JERUSALEM (Oct. 14)
The Soviet Consular delegation in Tel Aviv has been granted a formal three-month extension of its original three-month visa to Israel.
Observers say this means, in effect, that the eight Kremlin officials have become a semi-permanent presence in Israel, and thereby constitute a step toward eventual restoration of normal diplomatic ties.
Last month, Israel refused Moscow’s proposal that the two countries exchange permanent interest offices as Israel has recently done with Poland and Hungary.
Premier Yitzhak Shamir and Vice Premier Shimon Peres both felt that the USSR, unlike its satellites, can afford to offer a higher-level form of representation — and should be required to do so.
The Soviet team in Tel Aviv — three diplomats and administrative staff — has clearly completed any consular tasks it ostensibly came here to perform, given the minute size of the Soviet-citizen community in this country (a few dozen monks and nuns) and the relatively small amount of Soviet-owned property here.
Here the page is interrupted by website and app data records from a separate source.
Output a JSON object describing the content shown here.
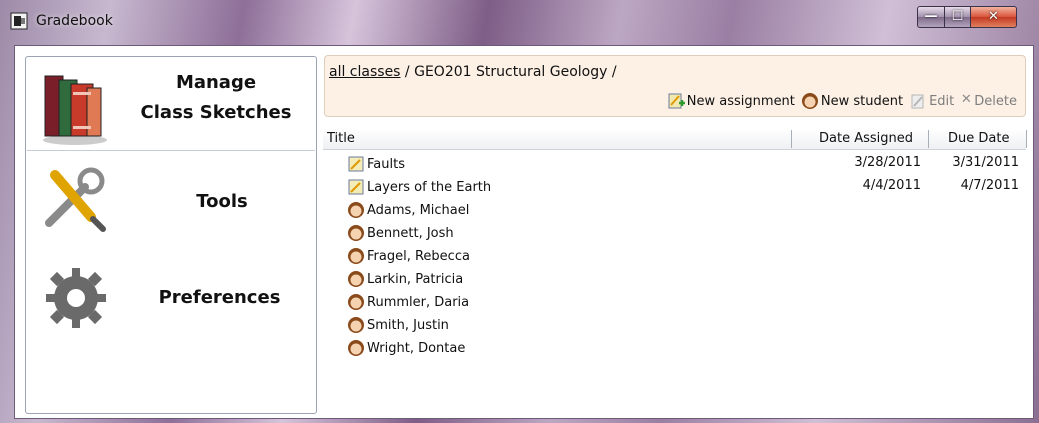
{
  "window": {
    "title": "Gradebook"
  },
  "caption_buttons": {
    "minimize": "—",
    "maximize": "☐",
    "close": "✕"
  },
  "sidebar": {
    "items": [
      {
        "label_line1": "Manage",
        "label_line2": "Class Sketches",
        "icon": "books-icon",
        "active": true
      },
      {
        "label": "Tools",
        "icon": "tools-icon"
      },
      {
        "label": "Preferences",
        "icon": "gear-icon"
      }
    ]
  },
  "breadcrumb": {
    "root_link": "all classes",
    "separator": " / ",
    "current": "GEO201 Structural Geology /"
  },
  "toolbar": {
    "new_assignment": "New assignment",
    "new_student": "New student",
    "edit": "Edit",
    "delete": "Delete"
  },
  "table": {
    "columns": [
      "Title",
      "Date Assigned",
      "Due Date"
    ],
    "rows": [
      {
        "type": "assignment",
        "title": "Faults",
        "date_assigned": "3/28/2011",
        "due_date": "3/31/2011"
      },
      {
        "type": "assignment",
        "title": "Layers of the Earth",
        "date_assigned": "4/4/2011",
        "due_date": "4/7/2011"
      },
      {
        "type": "student",
        "title": "Adams, Michael",
        "date_assigned": "",
        "due_date": ""
      },
      {
        "type": "student",
        "title": "Bennett, Josh",
        "date_assigned": "",
        "due_date": ""
      },
      {
        "type": "student",
        "title": "Fragel, Rebecca",
        "date_assigned": "",
        "due_date": ""
      },
      {
        "type": "student",
        "title": "Larkin, Patricia",
        "date_assigned": "",
        "due_date": ""
      },
      {
        "type": "student",
        "title": "Rummler, Daria",
        "date_assigned": "",
        "due_date": ""
      },
      {
        "type": "student",
        "title": "Smith, Justin",
        "date_assigned": "",
        "due_date": ""
      },
      {
        "type": "student",
        "title": "Wright, Dontae",
        "date_assigned": "",
        "due_date": ""
      }
    ]
  },
  "colors": {
    "crumb_bg": "#fdf1e6",
    "titlebar_accent": "#8e6f98",
    "close_red": "#c23a22"
  }
}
The second three-month term will therefore, presumably, be able to focus on reporting to Moscow on trends in Israeli politics and society.
Observers here note, however, that the Soviet diplomats have been slow — so far — to seek out social contacts with Israeli politicians and officials.